My go to place is the reserve and toilets by Lake Maraetai, a lake created out of the Waikato River to supply a water source for a hydro dam converting water motion to electricity, one of many along the Waikato River between Taupo and Cambridge. Often, and this was no exception, I will combine this stop with coffee, and in this case my go to location is the Bus Stop Café. To the best of my knowledge there is no bus stop here, but there is a stopped large purple SB Bedford Bus, complete with almost open air lean-tos attached. As an aside did you know that New Zealand Railways were the largest operators of the SB Bedford in the world, having almost 1300 of them in their fleet? Here I recommend sitting down, having a coffee and enjoying the views – but not this time. Nic and I bought our coffee, but decided to retreat to the 505 to enjoy it. Mangakino was cold, very cold, entombed within a thick, very thick layer of fog, yet despite this cold there was a group of forestry workers holding a meeting in the lean-to. About half of them were wearing shorts. I wasn’t alone! Although we were parked on prime waterfront real-estate, we could see at most 20m across the lake, not the usual scenic views I was used to.
Coming back it was a Tuesday, the conference wasn’t finished but I was only attending the first half. Tuesday means Ciabatta was open so that is exactly where I was headed, Auckland via Rotorua. This may come as a surprise to you, not so much that it is my favourite bakery, but the fact it doesn’t sell pies; who would have thought! I got my vegie sandwich, (the combination of chilli beans is magnificent with the sour cream), a coffee, what is the best mille feuille I have ever tasted – and some cronuts to take home.
One of the most amazing things in taking this route was observing the huge farms that Landcorp owned along State Highway 5. This is a State-owned Enterprise. The fencing, regular and recent tree plantings as well as the impressive iron work at each farm’s gate is truly awe inspiring. I wish I had recorded when I first noticed them at Wairakei. I suspect they lined both sides of the highway to Ohaaki, an approximate 20km, or 40km of road frontage when you consider they were on both sides of the road.
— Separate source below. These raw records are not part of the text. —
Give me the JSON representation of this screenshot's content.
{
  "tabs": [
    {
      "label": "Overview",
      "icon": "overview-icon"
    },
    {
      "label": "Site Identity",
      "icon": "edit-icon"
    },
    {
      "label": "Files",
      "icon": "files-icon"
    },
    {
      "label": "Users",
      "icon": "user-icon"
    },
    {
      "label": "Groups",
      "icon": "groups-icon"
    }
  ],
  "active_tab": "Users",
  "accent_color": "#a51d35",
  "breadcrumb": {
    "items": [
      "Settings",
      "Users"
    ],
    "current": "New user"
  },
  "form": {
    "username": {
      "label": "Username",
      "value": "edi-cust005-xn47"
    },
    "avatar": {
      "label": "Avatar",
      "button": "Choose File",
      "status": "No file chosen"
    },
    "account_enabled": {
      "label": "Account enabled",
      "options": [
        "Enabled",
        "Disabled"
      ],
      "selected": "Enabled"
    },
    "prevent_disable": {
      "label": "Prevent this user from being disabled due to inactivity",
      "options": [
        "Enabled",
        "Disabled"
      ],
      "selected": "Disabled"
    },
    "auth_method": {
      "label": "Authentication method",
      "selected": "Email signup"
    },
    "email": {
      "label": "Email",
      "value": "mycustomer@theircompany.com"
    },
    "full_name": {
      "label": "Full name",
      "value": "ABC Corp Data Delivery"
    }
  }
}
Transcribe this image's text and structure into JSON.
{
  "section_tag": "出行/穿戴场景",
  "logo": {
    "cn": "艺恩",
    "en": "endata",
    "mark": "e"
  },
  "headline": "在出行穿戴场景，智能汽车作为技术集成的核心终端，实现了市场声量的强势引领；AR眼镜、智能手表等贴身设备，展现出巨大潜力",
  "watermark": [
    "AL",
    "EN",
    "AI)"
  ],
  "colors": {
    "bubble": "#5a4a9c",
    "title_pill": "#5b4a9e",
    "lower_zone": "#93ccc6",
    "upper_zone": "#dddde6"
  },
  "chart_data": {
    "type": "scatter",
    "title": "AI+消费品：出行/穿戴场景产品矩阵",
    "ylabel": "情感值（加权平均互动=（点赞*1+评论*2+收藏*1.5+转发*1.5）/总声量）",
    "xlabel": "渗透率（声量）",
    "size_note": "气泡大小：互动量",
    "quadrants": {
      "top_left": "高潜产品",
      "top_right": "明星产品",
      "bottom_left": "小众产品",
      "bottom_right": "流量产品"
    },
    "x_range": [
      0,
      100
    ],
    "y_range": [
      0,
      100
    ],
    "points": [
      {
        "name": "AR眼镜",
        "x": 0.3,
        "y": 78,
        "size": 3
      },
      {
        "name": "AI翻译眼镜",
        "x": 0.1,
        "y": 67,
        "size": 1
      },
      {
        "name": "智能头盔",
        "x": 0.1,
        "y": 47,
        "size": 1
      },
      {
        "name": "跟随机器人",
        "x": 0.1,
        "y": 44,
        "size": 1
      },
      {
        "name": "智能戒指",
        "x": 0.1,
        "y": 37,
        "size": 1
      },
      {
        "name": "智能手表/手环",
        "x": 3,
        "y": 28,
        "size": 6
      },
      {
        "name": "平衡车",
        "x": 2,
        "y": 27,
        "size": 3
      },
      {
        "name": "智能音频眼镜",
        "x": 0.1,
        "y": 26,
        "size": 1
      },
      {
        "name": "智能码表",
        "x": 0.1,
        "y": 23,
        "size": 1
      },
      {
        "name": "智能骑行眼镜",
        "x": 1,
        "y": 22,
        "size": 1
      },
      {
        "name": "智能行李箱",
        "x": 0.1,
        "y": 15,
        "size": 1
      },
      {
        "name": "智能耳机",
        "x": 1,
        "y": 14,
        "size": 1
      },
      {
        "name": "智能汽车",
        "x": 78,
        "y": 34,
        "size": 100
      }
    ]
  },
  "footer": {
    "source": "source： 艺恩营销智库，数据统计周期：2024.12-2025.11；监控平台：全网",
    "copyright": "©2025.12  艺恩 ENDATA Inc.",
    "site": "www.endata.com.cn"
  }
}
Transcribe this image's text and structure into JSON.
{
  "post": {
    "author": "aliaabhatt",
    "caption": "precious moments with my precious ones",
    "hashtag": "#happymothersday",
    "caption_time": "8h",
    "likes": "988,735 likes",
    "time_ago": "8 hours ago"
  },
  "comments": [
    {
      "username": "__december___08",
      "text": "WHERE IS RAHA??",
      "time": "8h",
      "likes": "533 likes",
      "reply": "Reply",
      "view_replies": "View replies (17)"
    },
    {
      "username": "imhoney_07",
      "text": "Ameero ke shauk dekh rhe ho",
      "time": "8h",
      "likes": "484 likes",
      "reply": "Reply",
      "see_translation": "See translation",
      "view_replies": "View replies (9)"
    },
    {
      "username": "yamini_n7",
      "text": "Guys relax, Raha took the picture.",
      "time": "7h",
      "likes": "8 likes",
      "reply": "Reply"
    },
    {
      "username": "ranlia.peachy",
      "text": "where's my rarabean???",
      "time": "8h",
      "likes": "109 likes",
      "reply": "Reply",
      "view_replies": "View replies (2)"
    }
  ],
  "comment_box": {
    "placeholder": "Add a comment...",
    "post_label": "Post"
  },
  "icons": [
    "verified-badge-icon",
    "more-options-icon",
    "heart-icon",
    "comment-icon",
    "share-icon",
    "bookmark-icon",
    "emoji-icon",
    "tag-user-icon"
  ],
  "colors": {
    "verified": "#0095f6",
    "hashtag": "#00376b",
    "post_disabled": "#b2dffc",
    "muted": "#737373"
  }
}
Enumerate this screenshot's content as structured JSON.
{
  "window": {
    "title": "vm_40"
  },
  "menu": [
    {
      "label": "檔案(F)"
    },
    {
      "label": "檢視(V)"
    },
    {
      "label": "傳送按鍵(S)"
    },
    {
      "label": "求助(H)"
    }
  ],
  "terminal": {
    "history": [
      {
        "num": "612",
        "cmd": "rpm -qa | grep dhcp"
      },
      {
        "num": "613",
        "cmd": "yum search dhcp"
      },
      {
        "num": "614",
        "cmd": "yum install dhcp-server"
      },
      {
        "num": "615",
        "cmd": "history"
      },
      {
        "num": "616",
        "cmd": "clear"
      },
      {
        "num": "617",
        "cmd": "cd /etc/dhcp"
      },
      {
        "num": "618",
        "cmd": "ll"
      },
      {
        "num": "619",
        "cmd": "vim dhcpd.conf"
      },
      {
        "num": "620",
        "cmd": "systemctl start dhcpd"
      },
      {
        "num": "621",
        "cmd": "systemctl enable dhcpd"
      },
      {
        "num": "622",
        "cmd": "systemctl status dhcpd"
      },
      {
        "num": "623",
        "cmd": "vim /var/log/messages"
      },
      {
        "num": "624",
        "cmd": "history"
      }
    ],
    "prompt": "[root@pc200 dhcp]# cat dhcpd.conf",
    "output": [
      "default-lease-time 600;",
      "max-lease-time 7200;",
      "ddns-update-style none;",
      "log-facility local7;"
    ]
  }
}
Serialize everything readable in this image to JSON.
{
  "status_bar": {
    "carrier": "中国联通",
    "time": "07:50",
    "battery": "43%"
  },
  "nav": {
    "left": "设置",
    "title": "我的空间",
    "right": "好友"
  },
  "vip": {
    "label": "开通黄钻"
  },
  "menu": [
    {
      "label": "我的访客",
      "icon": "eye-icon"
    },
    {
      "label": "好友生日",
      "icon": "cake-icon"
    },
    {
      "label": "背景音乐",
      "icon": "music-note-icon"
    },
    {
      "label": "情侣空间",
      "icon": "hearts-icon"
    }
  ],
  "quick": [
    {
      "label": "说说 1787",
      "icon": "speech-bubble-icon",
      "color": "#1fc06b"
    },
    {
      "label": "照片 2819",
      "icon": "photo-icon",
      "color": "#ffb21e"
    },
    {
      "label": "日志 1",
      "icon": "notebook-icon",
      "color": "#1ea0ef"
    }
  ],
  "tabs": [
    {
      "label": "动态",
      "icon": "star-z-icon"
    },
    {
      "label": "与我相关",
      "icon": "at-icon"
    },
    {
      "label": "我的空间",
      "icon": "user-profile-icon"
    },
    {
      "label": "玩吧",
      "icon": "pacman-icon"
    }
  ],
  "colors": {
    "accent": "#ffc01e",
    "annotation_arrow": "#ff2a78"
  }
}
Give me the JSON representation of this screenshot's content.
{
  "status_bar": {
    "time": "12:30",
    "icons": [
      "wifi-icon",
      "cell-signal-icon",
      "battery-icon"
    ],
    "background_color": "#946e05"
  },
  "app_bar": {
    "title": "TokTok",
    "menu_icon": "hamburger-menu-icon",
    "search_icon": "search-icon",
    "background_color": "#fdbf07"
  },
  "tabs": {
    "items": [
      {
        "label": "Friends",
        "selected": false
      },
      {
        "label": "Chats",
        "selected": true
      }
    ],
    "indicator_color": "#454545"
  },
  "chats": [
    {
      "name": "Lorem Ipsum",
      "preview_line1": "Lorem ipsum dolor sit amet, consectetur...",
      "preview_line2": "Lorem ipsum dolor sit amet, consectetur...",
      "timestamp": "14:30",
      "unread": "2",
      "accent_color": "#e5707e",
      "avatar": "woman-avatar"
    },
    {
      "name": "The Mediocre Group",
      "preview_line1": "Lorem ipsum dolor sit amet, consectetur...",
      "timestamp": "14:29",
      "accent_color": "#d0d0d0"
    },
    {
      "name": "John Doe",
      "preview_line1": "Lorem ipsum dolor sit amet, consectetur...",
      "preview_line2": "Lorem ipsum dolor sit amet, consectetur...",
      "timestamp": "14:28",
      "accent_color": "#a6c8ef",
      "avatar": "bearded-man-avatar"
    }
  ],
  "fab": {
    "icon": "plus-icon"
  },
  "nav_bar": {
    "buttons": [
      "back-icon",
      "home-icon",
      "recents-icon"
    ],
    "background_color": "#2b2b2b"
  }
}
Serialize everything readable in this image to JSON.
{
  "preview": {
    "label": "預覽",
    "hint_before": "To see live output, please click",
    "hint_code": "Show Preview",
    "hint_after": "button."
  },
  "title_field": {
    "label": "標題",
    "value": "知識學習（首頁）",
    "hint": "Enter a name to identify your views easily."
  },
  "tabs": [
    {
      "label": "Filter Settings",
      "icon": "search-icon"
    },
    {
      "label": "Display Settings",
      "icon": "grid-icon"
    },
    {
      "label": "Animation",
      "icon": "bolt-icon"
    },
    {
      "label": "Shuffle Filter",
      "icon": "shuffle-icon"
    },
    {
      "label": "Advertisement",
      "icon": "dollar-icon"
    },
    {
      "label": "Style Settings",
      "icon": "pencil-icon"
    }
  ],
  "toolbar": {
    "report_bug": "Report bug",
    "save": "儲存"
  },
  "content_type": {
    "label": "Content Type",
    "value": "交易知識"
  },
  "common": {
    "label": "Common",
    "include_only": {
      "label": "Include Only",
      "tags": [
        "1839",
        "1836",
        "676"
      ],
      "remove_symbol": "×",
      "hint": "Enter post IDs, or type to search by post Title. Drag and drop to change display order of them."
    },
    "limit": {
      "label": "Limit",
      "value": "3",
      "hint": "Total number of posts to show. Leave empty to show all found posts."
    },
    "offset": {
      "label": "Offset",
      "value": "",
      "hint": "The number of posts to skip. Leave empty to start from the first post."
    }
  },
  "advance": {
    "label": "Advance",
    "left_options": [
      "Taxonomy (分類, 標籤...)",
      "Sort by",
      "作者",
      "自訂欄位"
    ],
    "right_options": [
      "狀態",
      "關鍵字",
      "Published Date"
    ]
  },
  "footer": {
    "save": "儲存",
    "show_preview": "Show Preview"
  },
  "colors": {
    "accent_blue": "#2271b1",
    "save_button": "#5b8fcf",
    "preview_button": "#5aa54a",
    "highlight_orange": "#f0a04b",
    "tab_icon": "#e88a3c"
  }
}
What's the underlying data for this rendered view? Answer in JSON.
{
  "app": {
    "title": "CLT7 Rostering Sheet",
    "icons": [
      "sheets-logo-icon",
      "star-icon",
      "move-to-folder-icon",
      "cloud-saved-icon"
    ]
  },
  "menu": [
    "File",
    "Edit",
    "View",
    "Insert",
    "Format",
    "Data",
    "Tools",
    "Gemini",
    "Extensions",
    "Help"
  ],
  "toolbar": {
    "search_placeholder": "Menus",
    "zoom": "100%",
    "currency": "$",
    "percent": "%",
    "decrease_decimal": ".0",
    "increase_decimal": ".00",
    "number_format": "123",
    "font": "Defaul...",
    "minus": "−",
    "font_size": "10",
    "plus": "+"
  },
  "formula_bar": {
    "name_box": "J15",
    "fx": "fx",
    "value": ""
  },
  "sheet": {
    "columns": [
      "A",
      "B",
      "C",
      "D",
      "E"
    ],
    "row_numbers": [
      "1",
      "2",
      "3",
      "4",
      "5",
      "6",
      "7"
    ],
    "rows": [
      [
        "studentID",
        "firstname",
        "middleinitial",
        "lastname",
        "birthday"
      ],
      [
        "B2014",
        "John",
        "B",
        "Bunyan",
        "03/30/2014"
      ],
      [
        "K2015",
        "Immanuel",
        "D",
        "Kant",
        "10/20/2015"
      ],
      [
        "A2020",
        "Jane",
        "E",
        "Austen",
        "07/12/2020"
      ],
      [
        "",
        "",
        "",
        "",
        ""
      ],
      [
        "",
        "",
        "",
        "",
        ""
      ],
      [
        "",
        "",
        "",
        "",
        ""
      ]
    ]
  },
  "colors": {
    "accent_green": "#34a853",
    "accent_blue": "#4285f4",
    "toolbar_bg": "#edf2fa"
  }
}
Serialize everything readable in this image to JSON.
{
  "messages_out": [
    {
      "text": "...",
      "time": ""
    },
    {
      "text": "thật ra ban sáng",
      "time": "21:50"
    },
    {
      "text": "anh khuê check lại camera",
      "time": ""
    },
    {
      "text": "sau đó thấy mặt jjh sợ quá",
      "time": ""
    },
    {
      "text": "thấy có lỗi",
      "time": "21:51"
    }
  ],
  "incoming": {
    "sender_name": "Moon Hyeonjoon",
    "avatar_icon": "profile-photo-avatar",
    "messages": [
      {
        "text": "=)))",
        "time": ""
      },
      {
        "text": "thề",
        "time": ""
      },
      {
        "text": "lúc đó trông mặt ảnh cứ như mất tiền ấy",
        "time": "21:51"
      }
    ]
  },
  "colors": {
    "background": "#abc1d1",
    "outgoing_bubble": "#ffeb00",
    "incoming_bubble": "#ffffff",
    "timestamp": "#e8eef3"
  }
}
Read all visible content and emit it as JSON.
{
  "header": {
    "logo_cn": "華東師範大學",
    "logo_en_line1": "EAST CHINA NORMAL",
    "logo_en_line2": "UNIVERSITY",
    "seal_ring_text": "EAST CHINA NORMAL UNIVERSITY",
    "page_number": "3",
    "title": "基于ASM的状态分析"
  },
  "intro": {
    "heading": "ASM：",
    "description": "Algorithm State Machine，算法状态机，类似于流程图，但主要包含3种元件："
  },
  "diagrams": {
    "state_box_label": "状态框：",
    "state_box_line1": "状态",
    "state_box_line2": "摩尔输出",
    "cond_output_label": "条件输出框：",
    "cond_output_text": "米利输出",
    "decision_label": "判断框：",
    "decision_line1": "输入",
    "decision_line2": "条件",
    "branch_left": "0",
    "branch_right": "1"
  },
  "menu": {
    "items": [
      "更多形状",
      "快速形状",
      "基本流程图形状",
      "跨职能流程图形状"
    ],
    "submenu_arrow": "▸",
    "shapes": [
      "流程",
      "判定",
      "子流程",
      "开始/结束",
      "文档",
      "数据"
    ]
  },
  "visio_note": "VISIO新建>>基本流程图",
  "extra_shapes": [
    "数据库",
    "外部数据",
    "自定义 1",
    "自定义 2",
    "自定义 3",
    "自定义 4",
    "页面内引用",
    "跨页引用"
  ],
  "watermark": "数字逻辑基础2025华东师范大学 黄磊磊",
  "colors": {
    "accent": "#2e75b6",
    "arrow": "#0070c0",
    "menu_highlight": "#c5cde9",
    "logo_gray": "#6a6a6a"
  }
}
Later, over the Mamaku Ranges, we drove to Matamata via Tirau, another one of my favourite break spots, depending on my mood. I have more than one retailer I like to pop into for food in coffee. The most frequent I go to there is the New World and we did so again this time. They have one of the better supermarket Delis and Bakeries around, as well as their own in-house coffee shop at the front. Their Mochas are good, they also have a weekly special. You just never know which coffee it will be.
From there we used various backroads that I travel from time to time that lead me through to Morrinsville, to Tahuna and back to State Highway 1 at Ohinewai. This route takes me through rolling hillsides, more interesting than the plains the State Highways take. For the archaeologist there are also a number of Pa sites around these roads less travelled.
You now have a feel for my latest Rambles, not all was mentioned, the conference was good and I got to catch up with a number of friends and acquaintances I hadn’t seen for a couple of years or so. I will add – check out Taupo Museum, it’s a good one!
The next thing of importance for the club is our AGM, to be held at the Vintage Car Club rooms in Penrose. We have just finished our financial year (June 30) and have the AGM on August 8. Please come along, make sure we have a quorum and cast your vote for the coming year’s fees. Certainly if you are a Cup/Trophy winner come along so you can be presented with your winner’s reward. The winners are presented elsewhere in this magazine.
As per usual we will be hoping someone amongst you will join the committee, I am happy for someone to take my position as President, I am not certain as I write this but I think I have completed 11 years now, time for a new face?
Will leave you with that thought,